| Records from a dataset |
═══
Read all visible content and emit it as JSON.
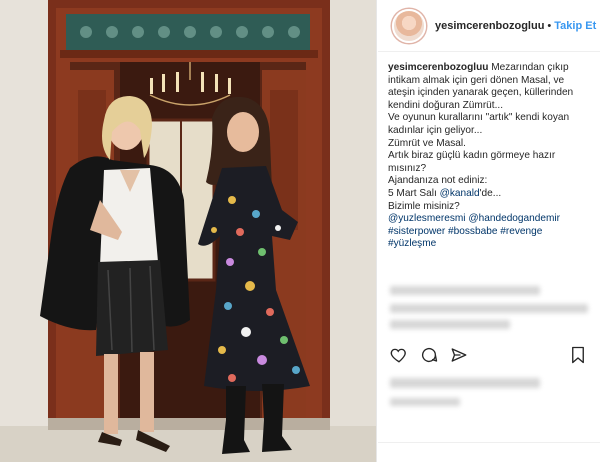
{
  "post": {
    "username": "yesimcerenbozogluu",
    "follow_label": "Takip Et",
    "separator": "•",
    "caption_lines": [
      "Mezarından çıkıp",
      "intikam almak için geri dönen Masal, ve",
      "ateşin içinden yanarak geçen, küllerinden",
      "kendini doğuran Zümrüt...",
      "Ve oyunun kurallarını \"artık\" kendi koyan",
      "kadınlar için geliyor...",
      "Zümrüt ve Masal.",
      "Artık biraz güçlü kadın görmeye hazır",
      "mısınız?",
      "Ajandanıza not ediniz:",
      "5 Mart Salı",
      "'de...",
      "Bizimle misiniz?"
    ],
    "mention_kanald": "@kanald",
    "mention_line": [
      "@yuzlesmeresmi",
      "@handedogandemir"
    ],
    "hashtag_line": [
      "#sisterpower",
      "#bossbabe",
      "#revenge"
    ],
    "hashtag_last": "#yüzleşme"
  },
  "icons": {
    "like": "heart-icon",
    "comment": "comment-icon",
    "share": "share-icon",
    "save": "bookmark-icon"
  },
  "colors": {
    "link": "#003569",
    "follow": "#3897f0",
    "text": "#262626"
  }
}
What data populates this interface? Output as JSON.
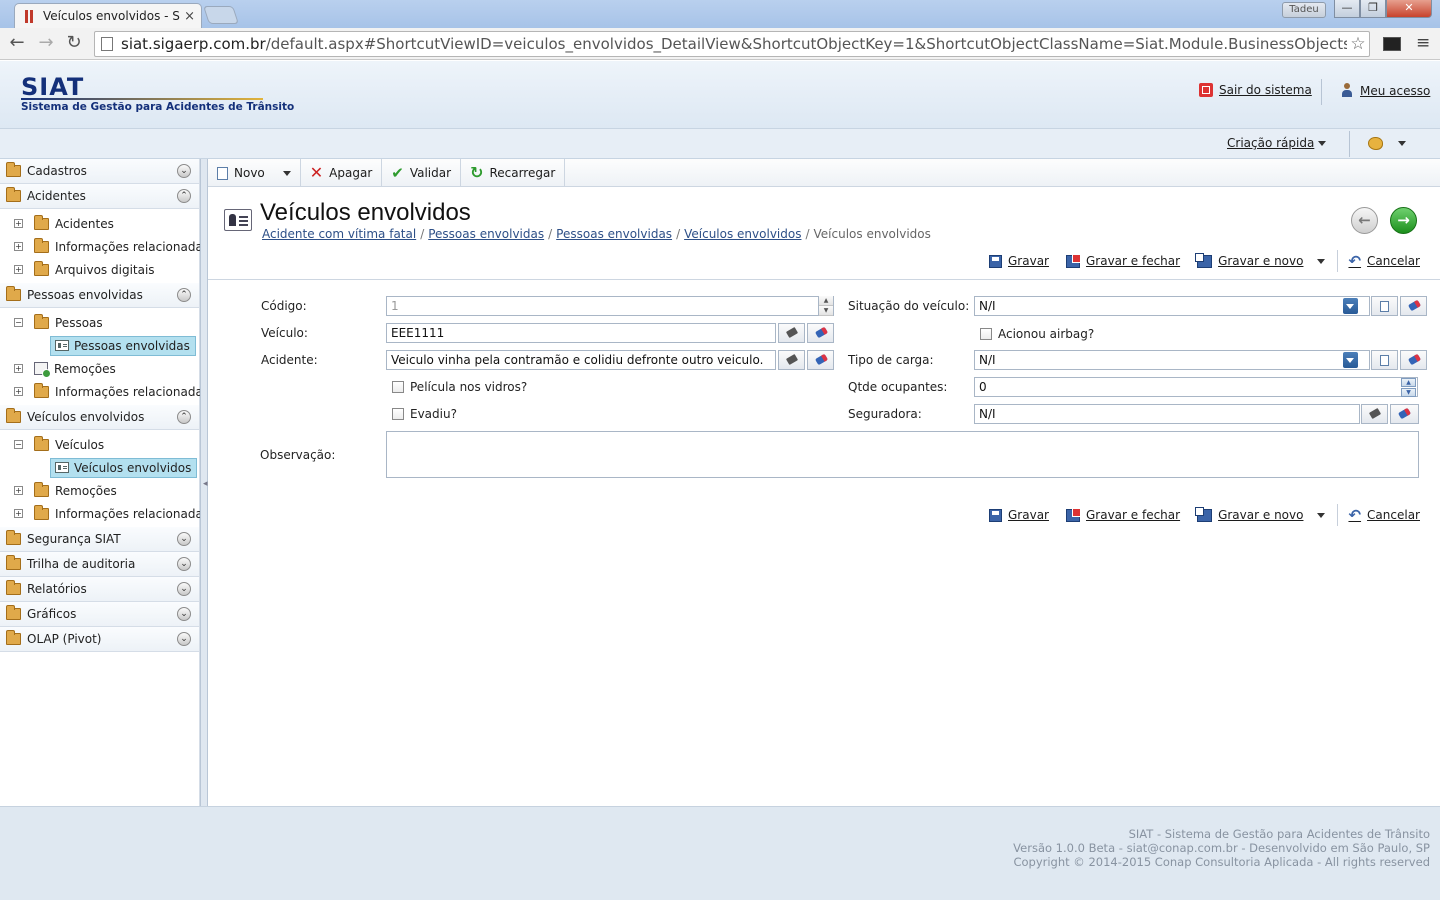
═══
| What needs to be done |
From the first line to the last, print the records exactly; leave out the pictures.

| Exercise solution |
Read all visible content and emit it as JSON.
{
  "post": {
    "username": "yesimcerenbozogluu",
    "follow_label": "Takip Et",
    "separator": "•",
    "caption_lines": [
      "Mezarından çıkıp",
      "intikam almak için geri dönen Masal, ve",
      "ateşin içinden yanarak geçen, küllerinden",
      "kendini doğuran Zümrüt...",
      "Ve oyunun kurallarını \"artık\" kendi koyan",
      "kadınlar için geliyor...",
      "Zümrüt ve Masal.",
      "Artık biraz güçlü kadın görmeye hazır",
      "mısınız?",
      "Ajandanıza not ediniz:",
      "5 Mart Salı",
      "'de...",
      "Bizimle misiniz?"
    ],
    "mention_kanald": "@kanald",
    "mention_line": [
      "@yuzlesmeresmi",
      "@handedogandemir"
    ],
    "hashtag_line": [
      "#sisterpower",
      "#bossbabe",
      "#revenge"
    ],
    "hashtag_last": "#yüzleşme"
  },
  "icons": {
    "like": "heart-icon",
    "comment": "comment-icon",
    "share": "share-icon",
    "save": "bookmark-icon"
  },
  "colors": {
    "link": "#003569",
    "follow": "#3897f0",
    "text": "#262626"
  }
}
What data populates this interface? Output as JSON.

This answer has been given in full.